• Records from a collection
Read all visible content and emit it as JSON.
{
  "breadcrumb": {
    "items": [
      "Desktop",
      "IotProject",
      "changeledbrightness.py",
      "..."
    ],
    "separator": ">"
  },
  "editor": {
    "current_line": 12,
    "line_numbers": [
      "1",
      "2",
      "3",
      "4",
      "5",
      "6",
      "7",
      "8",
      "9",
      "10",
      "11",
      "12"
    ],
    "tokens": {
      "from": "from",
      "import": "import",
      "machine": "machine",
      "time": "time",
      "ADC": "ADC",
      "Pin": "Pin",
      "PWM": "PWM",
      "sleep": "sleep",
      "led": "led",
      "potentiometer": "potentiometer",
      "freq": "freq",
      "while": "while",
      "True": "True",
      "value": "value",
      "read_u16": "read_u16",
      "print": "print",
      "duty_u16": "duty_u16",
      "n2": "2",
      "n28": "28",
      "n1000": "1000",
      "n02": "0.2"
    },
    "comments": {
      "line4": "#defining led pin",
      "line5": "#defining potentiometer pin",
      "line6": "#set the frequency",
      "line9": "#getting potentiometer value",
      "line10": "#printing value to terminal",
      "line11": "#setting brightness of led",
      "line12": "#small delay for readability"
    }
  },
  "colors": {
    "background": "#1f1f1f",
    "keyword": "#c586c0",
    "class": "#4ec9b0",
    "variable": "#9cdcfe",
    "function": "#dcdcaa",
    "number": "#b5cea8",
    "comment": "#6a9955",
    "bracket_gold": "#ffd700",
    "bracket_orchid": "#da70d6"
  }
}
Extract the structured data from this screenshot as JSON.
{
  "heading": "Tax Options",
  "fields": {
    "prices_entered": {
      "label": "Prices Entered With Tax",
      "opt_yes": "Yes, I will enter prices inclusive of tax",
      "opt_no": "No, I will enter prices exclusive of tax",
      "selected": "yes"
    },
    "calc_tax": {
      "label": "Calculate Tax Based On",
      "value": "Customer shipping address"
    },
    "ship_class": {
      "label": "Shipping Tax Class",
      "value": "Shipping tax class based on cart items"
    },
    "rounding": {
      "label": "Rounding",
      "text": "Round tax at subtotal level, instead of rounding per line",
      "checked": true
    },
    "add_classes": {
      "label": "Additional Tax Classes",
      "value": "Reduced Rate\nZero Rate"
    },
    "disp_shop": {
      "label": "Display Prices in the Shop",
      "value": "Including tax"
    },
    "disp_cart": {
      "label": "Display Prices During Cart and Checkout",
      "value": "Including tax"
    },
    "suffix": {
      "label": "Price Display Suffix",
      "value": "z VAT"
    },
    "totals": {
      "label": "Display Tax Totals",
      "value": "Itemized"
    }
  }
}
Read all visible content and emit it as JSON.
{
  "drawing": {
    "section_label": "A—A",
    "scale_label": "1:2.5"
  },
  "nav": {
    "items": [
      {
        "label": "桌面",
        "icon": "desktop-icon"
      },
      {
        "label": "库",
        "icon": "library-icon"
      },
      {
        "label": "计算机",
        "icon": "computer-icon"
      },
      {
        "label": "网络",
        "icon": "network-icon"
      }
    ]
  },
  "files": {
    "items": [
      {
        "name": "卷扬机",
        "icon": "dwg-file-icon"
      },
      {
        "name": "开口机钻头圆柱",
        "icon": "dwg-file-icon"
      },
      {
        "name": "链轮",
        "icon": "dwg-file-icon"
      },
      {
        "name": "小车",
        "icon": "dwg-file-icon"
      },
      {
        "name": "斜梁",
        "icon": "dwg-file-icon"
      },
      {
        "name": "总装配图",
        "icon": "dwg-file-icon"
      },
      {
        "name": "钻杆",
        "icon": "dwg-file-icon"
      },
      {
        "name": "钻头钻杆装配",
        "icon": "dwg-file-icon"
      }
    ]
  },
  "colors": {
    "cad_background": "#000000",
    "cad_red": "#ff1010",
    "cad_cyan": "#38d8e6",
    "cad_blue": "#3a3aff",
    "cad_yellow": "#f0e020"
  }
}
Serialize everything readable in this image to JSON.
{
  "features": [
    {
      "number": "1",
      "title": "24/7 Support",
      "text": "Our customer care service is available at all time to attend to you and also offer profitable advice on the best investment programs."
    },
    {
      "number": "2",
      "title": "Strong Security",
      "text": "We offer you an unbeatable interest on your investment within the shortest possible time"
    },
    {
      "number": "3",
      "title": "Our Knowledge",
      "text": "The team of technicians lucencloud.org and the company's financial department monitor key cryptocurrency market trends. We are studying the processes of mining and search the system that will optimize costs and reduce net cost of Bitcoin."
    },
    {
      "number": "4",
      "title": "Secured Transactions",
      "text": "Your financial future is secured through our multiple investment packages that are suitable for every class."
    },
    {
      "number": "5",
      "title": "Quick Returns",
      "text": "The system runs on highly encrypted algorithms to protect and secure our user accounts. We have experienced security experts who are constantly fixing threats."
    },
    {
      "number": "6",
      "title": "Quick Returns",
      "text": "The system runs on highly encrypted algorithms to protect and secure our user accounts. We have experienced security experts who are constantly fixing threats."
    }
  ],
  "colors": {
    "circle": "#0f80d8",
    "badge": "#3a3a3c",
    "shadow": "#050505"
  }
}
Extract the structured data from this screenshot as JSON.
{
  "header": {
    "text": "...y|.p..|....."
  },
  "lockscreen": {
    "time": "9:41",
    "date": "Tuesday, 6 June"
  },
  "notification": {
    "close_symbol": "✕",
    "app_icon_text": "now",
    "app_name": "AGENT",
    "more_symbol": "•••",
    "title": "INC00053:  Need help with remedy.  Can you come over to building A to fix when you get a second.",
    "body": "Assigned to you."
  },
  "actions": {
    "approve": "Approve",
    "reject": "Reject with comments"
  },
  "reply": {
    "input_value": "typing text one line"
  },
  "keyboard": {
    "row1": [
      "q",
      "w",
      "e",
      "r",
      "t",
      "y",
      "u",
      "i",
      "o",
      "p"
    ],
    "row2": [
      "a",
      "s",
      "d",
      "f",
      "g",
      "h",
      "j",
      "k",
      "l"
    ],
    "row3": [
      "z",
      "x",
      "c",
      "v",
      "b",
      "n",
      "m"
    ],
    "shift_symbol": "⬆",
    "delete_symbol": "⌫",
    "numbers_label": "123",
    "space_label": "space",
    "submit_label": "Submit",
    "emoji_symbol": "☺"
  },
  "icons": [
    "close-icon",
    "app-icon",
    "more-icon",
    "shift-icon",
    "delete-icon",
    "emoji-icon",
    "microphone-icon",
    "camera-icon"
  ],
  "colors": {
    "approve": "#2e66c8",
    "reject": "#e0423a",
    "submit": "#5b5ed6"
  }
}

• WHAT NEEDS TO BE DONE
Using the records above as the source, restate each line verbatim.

• RESULT OF THIS EXERCISE
Read all visible content and emit it as JSON.
{
  "breadcrumb": {
    "items": [
      "Desktop",
      "IotProject",
      "changeledbrightness.py",
      "..."
    ],
    "separator": ">"
  },
  "editor": {
    "current_line": 12,
    "line_numbers": [
      "1",
      "2",
      "3",
      "4",
      "5",
      "6",
      "7",
      "8",
      "9",
      "10",
      "11",
      "12"
    ],
    "tokens": {
      "from": "from",
      "import": "import",
      "machine": "machine",
      "time": "time",
      "ADC": "ADC",
      "Pin": "Pin",
      "PWM": "PWM",
      "sleep": "sleep",
      "led": "led",
      "potentiometer": "potentiometer",
      "freq": "freq",
      "while": "while",
      "True": "True",
      "value": "value",
      "read_u16": "read_u16",
      "print": "print",
      "duty_u16": "duty_u16",
      "n2": "2",
      "n28": "28",
      "n1000": "1000",
      "n02": "0.2"
    },
    "comments": {
      "line4": "#defining led pin",
      "line5": "#defining potentiometer pin",
      "line6": "#set the frequency",
      "line9": "#getting potentiometer value",
      "line10": "#printing value to terminal",
      "line11": "#setting brightness of led",
      "line12": "#small delay for readability"
    }
  },
  "colors": {
    "background": "#1f1f1f",
    "keyword": "#c586c0",
    "class": "#4ec9b0",
    "variable": "#9cdcfe",
    "function": "#dcdcaa",
    "number": "#b5cea8",
    "comment": "#6a9955",
    "bracket_gold": "#ffd700",
    "bracket_orchid": "#da70d6"
  }
}
Extract the structured data from this screenshot as JSON.
{
  "heading": "Tax Options",
  "fields": {
    "prices_entered": {
      "label": "Prices Entered With Tax",
      "opt_yes": "Yes, I will enter prices inclusive of tax",
      "opt_no": "No, I will enter prices exclusive of tax",
      "selected": "yes"
    },
    "calc_tax": {
      "label": "Calculate Tax Based On",
      "value": "Customer shipping address"
    },
    "ship_class": {
      "label": "Shipping Tax Class",
      "value": "Shipping tax class based on cart items"
    },
    "rounding": {
      "label": "Rounding",
      "text": "Round tax at subtotal level, instead of rounding per line",
      "checked": true
    },
    "add_classes": {
      "label": "Additional Tax Classes",
      "value": "Reduced Rate\nZero Rate"
    },
    "disp_shop": {
      "label": "Display Prices in the Shop",
      "value": "Including tax"
    },
    "disp_cart": {
      "label": "Display Prices During Cart and Checkout",
      "value": "Including tax"
    },
    "suffix": {
      "label": "Price Display Suffix",
      "value": "z VAT"
    },
    "totals": {
      "label": "Display Tax Totals",
      "value": "Itemized"
    }
  }
}
Read all visible content and emit it as JSON.
{
  "drawing": {
    "section_label": "A—A",
    "scale_label": "1:2.5"
  },
  "nav": {
    "items": [
      {
        "label": "桌面",
        "icon": "desktop-icon"
      },
      {
        "label": "库",
        "icon": "library-icon"
      },
      {
        "label": "计算机",
        "icon": "computer-icon"
      },
      {
        "label": "网络",
        "icon": "network-icon"
      }
    ]
  },
  "files": {
    "items": [
      {
        "name": "卷扬机",
        "icon": "dwg-file-icon"
      },
      {
        "name": "开口机钻头圆柱",
        "icon": "dwg-file-icon"
      },
      {
        "name": "链轮",
        "icon": "dwg-file-icon"
      },
      {
        "name": "小车",
        "icon": "dwg-file-icon"
      },
      {
        "name": "斜梁",
        "icon": "dwg-file-icon"
      },
      {
        "name": "总装配图",
        "icon": "dwg-file-icon"
      },
      {
        "name": "钻杆",
        "icon": "dwg-file-icon"
      },
      {
        "name": "钻头钻杆装配",
        "icon": "dwg-file-icon"
      }
    ]
  },
  "colors": {
    "cad_background": "#000000",
    "cad_red": "#ff1010",
    "cad_cyan": "#38d8e6",
    "cad_blue": "#3a3aff",
    "cad_yellow": "#f0e020"
  }
}
Serialize everything readable in this image to JSON.
{
  "features": [
    {
      "number": "1",
      "title": "24/7 Support",
      "text": "Our customer care service is available at all time to attend to you and also offer profitable advice on the best investment programs."
    },
    {
      "number": "2",
      "title": "Strong Security",
      "text": "We offer you an unbeatable interest on your investment within the shortest possible time"
    },
    {
      "number": "3",
      "title": "Our Knowledge",
      "text": "The team of technicians lucencloud.org and the company's financial department monitor key cryptocurrency market trends. We are studying the processes of mining and search the system that will optimize costs and reduce net cost of Bitcoin."
    },
    {
      "number": "4",
      "title": "Secured Transactions",
      "text": "Your financial future is secured through our multiple investment packages that are suitable for every class."
    },
    {
      "number": "5",
      "title": "Quick Returns",
      "text": "The system runs on highly encrypted algorithms to protect and secure our user accounts. We have experienced security experts who are constantly fixing threats."
    },
    {
      "number": "6",
      "title": "Quick Returns",
      "text": "The system runs on highly encrypted algorithms to protect and secure our user accounts. We have experienced security experts who are constantly fixing threats."
    }
  ],
  "colors": {
    "circle": "#0f80d8",
    "badge": "#3a3a3c",
    "shadow": "#050505"
  }
}
Extract the structured data from this screenshot as JSON.
{
  "header": {
    "text": "...y|.p..|....."
  },
  "lockscreen": {
    "time": "9:41",
    "date": "Tuesday, 6 June"
  },
  "notification": {
    "close_symbol": "✕",
    "app_icon_text": "now",
    "app_name": "AGENT",
    "more_symbol": "•••",
    "title": "INC00053:  Need help with remedy.  Can you come over to building A to fix when you get a second.",
    "body": "Assigned to you."
  },
  "actions": {
    "approve": "Approve",
    "reject": "Reject with comments"
  },
  "reply": {
    "input_value": "typing text one line"
  },
  "keyboard": {
    "row1": [
      "q",
      "w",
      "e",
      "r",
      "t",
      "y",
      "u",
      "i",
      "o",
      "p"
    ],
    "row2": [
      "a",
      "s",
      "d",
      "f",
      "g",
      "h",
      "j",
      "k",
      "l"
    ],
    "row3": [
      "z",
      "x",
      "c",
      "v",
      "b",
      "n",
      "m"
    ],
    "shift_symbol": "⬆",
    "delete_symbol": "⌫",
    "numbers_label": "123",
    "space_label": "space",
    "submit_label": "Submit",
    "emoji_symbol": "☺"
  },
  "icons": [
    "close-icon",
    "app-icon",
    "more-icon",
    "shift-icon",
    "delete-icon",
    "emoji-icon",
    "microphone-icon",
    "camera-icon"
  ],
  "colors": {
    "approve": "#2e66c8",
    "reject": "#e0423a",
    "submit": "#5b5ed6"
  }
}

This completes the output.